The huge Mendocino fire has ravaged Lake County, but it appears to have all but missed the vineyards.
Lake County grapegrowers would like you to know that, after a brush with the largest wildfire in California history, they are back on the job and the grapevines are too.
I’m going to do two things today that I’ve never done before, in more than a dozen years of writing about wine.
The first is to suggest that, as wine consumers in the US, we've gotten lazy. I recognize that insulting readers is not usually good practice for a wine writer (!!) but I hope you'll give me the benefit of the doubt and keep reading, because there's redemption at the end.
Among the great wine countries of the world, Italy is one of the most diverse. The sheer variety of grapes and styles offered within the country’s 20 regions can seem intimidating at first to those looking to master its nuances, but it’s also the reason why somms are continually intrigued by Italy’s wines.
English sparkling wine is becoming better than Champagne because of climate change, the Environment Secretary has claimed.
Michael Gove, said that British vineyards were now being rated higher than French wineries and that the warming climate could see the industry boom.

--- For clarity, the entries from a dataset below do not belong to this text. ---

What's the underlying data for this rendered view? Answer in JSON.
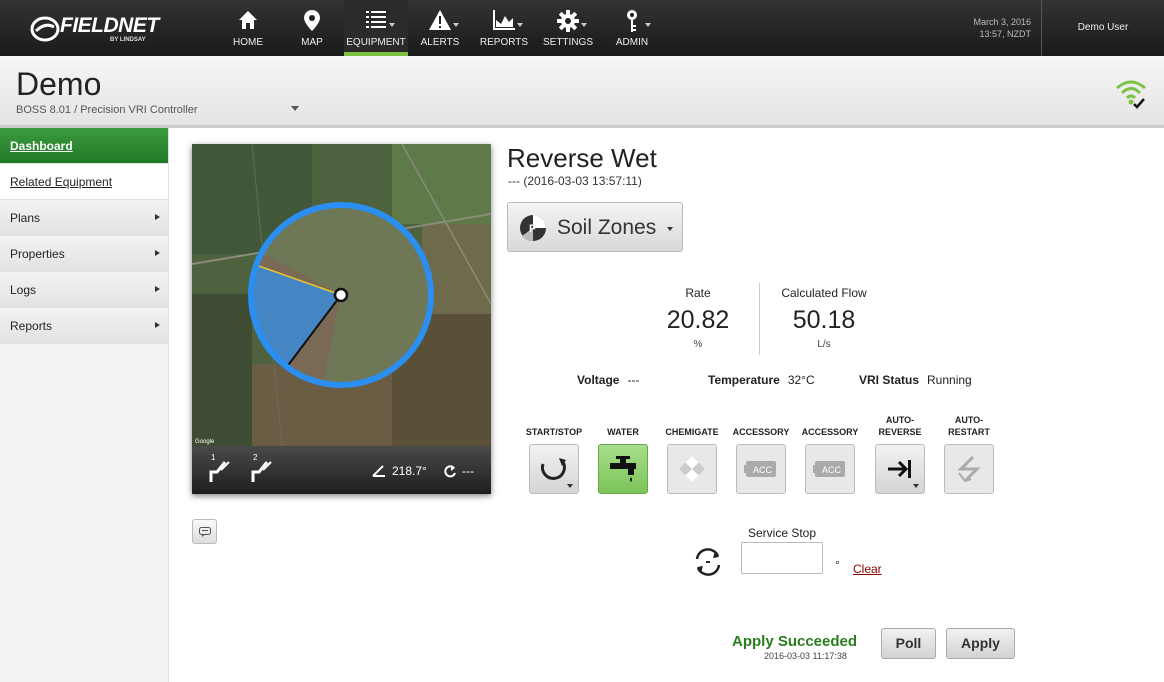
{
  "topbar": {
    "logo_text": "FIELDNET",
    "logo_sub": "BY LINDSAY",
    "nav": [
      {
        "label": "HOME",
        "icon": "home-icon"
      },
      {
        "label": "MAP",
        "icon": "map-pin-icon"
      },
      {
        "label": "EQUIPMENT",
        "icon": "list-icon",
        "active": true
      },
      {
        "label": "ALERTS",
        "icon": "alert-icon"
      },
      {
        "label": "REPORTS",
        "icon": "chart-icon"
      },
      {
        "label": "SETTINGS",
        "icon": "gear-icon"
      },
      {
        "label": "ADMIN",
        "icon": "key-icon"
      }
    ],
    "date": "March 3, 2016",
    "time": "13:57, NZDT",
    "user": "Demo User"
  },
  "header": {
    "title": "Demo",
    "subtitle": "BOSS 8.01 / Precision VRI Controller"
  },
  "sidebar": {
    "items": [
      {
        "label": "Dashboard"
      },
      {
        "label": "Related Equipment"
      },
      {
        "label": "Plans"
      },
      {
        "label": "Properties"
      },
      {
        "label": "Logs"
      },
      {
        "label": "Reports"
      }
    ]
  },
  "map": {
    "attribution": "Google",
    "zone1": "1",
    "zone2": "2",
    "angle": "218.7°",
    "rotation": "---"
  },
  "main": {
    "status_title": "Reverse Wet",
    "status_time": "--- (2016-03-03 13:57:11)",
    "soil_zones_label": "Soil Zones",
    "rate": {
      "label": "Rate",
      "value": "20.82",
      "unit": "%"
    },
    "flow": {
      "label": "Calculated Flow",
      "value": "50.18",
      "unit": "L/s"
    },
    "voltage": {
      "label": "Voltage",
      "value": "---"
    },
    "temperature": {
      "label": "Temperature",
      "value": "32°C"
    },
    "vri_status": {
      "label": "VRI Status",
      "value": "Running"
    },
    "controls": [
      {
        "label": "START/STOP"
      },
      {
        "label": "WATER"
      },
      {
        "label": "CHEMIGATE"
      },
      {
        "label": "ACCESSORY"
      },
      {
        "label": "ACCESSORY"
      },
      {
        "label": "AUTO-REVERSE"
      },
      {
        "label": "AUTO-RESTART"
      }
    ],
    "acc_text": "ACC",
    "service_stop_label": "Service Stop",
    "service_stop_value": "",
    "degree_symbol": "°",
    "clear_label": "Clear",
    "apply_status": "Apply Succeeded",
    "apply_time": "2016-03-03 11:17:38",
    "poll_label": "Poll",
    "apply_label": "Apply"
  },
  "colors": {
    "accent": "#7dc242",
    "pivot_blue": "#2a8ff0",
    "success": "#2a7d1f"
  }
}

A study commissioned by Jordan Winery found that Americans, on average, fall in love with wine at around age 29. Presumably that’s at least in part because Americans, on average, start feeling like we’re too damn old to throw back tequila shots and too damn smart to pound Silver Bullets shortly before turning 30. No? Just me? Moving on.